Saved data entries:
------------------------------------------------------------

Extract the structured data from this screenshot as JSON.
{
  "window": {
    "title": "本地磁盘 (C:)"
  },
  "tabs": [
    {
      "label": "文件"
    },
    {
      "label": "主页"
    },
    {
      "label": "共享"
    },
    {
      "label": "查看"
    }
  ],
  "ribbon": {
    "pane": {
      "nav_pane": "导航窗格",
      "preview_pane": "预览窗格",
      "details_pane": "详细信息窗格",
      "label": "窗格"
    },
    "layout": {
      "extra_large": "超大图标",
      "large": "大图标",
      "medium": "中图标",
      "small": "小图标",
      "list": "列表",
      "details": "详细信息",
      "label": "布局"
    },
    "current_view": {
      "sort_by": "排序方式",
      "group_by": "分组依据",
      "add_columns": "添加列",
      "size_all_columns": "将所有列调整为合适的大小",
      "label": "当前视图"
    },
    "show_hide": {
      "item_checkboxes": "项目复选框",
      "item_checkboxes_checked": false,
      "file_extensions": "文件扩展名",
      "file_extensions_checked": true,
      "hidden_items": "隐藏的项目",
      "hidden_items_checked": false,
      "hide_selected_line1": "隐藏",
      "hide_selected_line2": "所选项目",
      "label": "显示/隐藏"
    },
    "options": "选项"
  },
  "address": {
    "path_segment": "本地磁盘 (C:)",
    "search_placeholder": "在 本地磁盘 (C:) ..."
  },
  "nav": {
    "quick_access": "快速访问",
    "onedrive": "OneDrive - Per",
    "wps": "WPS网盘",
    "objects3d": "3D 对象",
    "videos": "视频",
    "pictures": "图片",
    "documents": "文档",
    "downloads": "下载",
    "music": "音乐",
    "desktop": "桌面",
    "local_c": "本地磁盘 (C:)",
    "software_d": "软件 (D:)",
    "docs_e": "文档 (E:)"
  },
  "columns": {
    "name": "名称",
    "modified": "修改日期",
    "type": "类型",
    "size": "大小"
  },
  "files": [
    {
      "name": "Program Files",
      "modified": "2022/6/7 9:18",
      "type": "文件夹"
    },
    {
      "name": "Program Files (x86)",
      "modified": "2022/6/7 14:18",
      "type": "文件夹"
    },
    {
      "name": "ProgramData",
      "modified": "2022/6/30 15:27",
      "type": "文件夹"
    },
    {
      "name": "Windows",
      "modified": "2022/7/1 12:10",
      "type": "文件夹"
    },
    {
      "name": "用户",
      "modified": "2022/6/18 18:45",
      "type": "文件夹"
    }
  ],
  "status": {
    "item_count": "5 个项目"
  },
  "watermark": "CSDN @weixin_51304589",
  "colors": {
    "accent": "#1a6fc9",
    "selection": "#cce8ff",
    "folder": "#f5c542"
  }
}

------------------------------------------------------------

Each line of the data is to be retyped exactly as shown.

*SOLVED EXERCISE*.
Extract the structured data from this screenshot as JSON.
{
  "window": {
    "title": "本地磁盘 (C:)"
  },
  "tabs": [
    {
      "label": "文件"
    },
    {
      "label": "主页"
    },
    {
      "label": "共享"
    },
    {
      "label": "查看"
    }
  ],
  "ribbon": {
    "pane": {
      "nav_pane": "导航窗格",
      "preview_pane": "预览窗格",
      "details_pane": "详细信息窗格",
      "label": "窗格"
    },
    "layout": {
      "extra_large": "超大图标",
      "large": "大图标",
      "medium": "中图标",
      "small": "小图标",
      "list": "列表",
      "details": "详细信息",
      "label": "布局"
    },
    "current_view": {
      "sort_by": "排序方式",
      "group_by": "分组依据",
      "add_columns": "添加列",
      "size_all_columns": "将所有列调整为合适的大小",
      "label": "当前视图"
    },
    "show_hide": {
      "item_checkboxes": "项目复选框",
      "item_checkboxes_checked": false,
      "file_extensions": "文件扩展名",
      "file_extensions_checked": true,
      "hidden_items": "隐藏的项目",
      "hidden_items_checked": false,
      "hide_selected_line1": "隐藏",
      "hide_selected_line2": "所选项目",
      "label": "显示/隐藏"
    },
    "options": "选项"
  },
  "address": {
    "path_segment": "本地磁盘 (C:)",
    "search_placeholder": "在 本地磁盘 (C:) ..."
  },
  "nav": {
    "quick_access": "快速访问",
    "onedrive": "OneDrive - Per",
    "wps": "WPS网盘",
    "objects3d": "3D 对象",
    "videos": "视频",
    "pictures": "图片",
    "documents": "文档",
    "downloads": "下载",
    "music": "音乐",
    "desktop": "桌面",
    "local_c": "本地磁盘 (C:)",
    "software_d": "软件 (D:)",
    "docs_e": "文档 (E:)"
  },
  "columns": {
    "name": "名称",
    "modified": "修改日期",
    "type": "类型",
    "size": "大小"
  },
  "files": [
    {
      "name": "Program Files",
      "modified": "2022/6/7 9:18",
      "type": "文件夹"
    },
    {
      "name": "Program Files (x86)",
      "modified": "2022/6/7 14:18",
      "type": "文件夹"
    },
    {
      "name": "ProgramData",
      "modified": "2022/6/30 15:27",
      "type": "文件夹"
    },
    {
      "name": "Windows",
      "modified": "2022/7/1 12:10",
      "type": "文件夹"
    },
    {
      "name": "用户",
      "modified": "2022/6/18 18:45",
      "type": "文件夹"
    }
  ],
  "status": {
    "item_count": "5 个项目"
  },
  "watermark": "CSDN @weixin_51304589",
  "colors": {
    "accent": "#1a6fc9",
    "selection": "#cce8ff",
    "folder": "#f5c542"
  }
}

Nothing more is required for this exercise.